Monday, January 9, 2012

Chefs Looking to Start Small Carve Out Temporary Quarters in Established Kitchens

by Naomi Martin

Facing high risk, stiff competition and the need for expensive startup capital, entrepreneurs opening new restaurants in New Orleans have never had it easy. But now, with the recession causing banks to tighten lending, financing a new restaurant can be harder than ever.

 Enter the "pop-up restaurant."

A chef "pops up" a temporary restaurant -- usually just one night a week -- inside the shell of another restaurant during its off-hours. Using the host restaurant's silverware, linens and cooking equipment, the pop-up's staff serves customers a limited menu of usually five options. Having swept through New York and Los Angeles, the phenomenon is now emerging in New Orleans.

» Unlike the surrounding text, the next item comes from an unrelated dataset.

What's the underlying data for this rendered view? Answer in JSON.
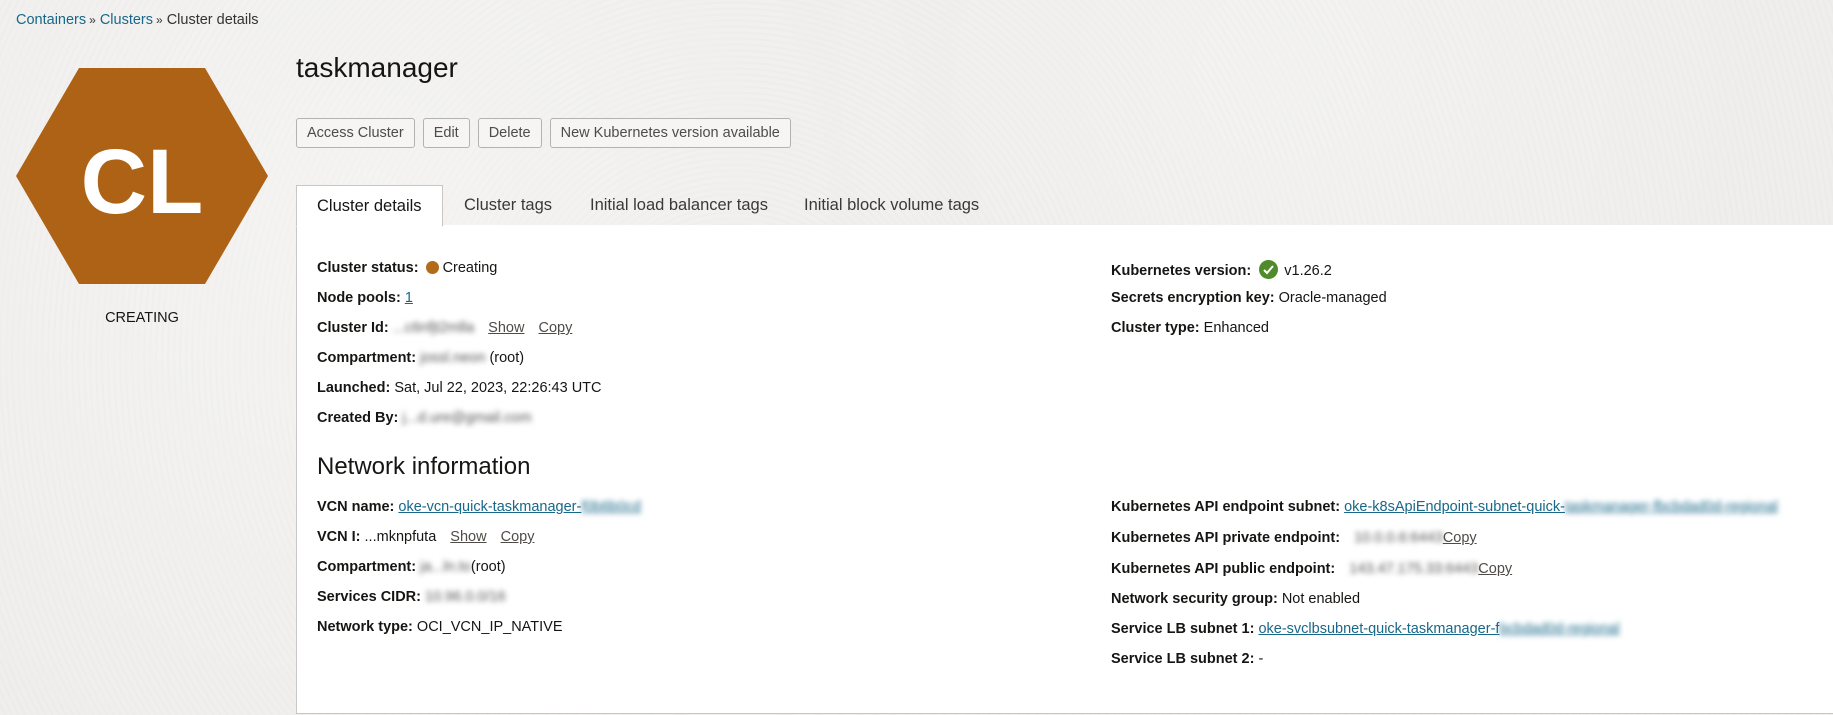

For some chefs, pop-ups are a way to test-drive the local market and gauge demand before investing in a full-scale restaurant. For others, it's a way to try out life as a chef, while still maintaining a day job.

"Eleven years ago I opened up Dante's, and that was a hell of a challenge," said Eman Loubier, owner of Dante's Kitchen in Uptown New Orleans. "But the timing then was better than it is now. Banks were a little easier with loaning. It was a little easier to get financing."

Loubier recently opened a pop-up restaurant called Noodles and Pie, serving items like braised duck noodle soup and honey-pine nut pie with lavender whipped cream. Noodles and Pie opens Monday nights inside Coulis, a breakfast restaurant Uptown that typically closes at 2 p.m.

"It was really just a matter of necessity, not us wanting to do something trendy or cool," said Mike Friedman, who runs Pizza Delicious every Sunday and Thursday night out of a shared Bywater kitchen.

So far, there are about a dozen pop-ups on any given week in the city. Many are so popular that they routinely sell out of food within hours, a lofty goal that many traditional restaurants can only dream of.
That popularity owes much to the rise of social media. Each pop-up has hundreds of Facebook fans and Twitter followers, making it easy to update a mass audience on the upcoming week's location, hours of operation and menu. Even just a few years ago, it would have been nearly impossible for an unofficial restaurant to attract enough customers to stay viable, said chef Peter Vazquez, who runs a pop-up out of Stein's Deli on Magazine Street every Sunday night.

Read the complete story here.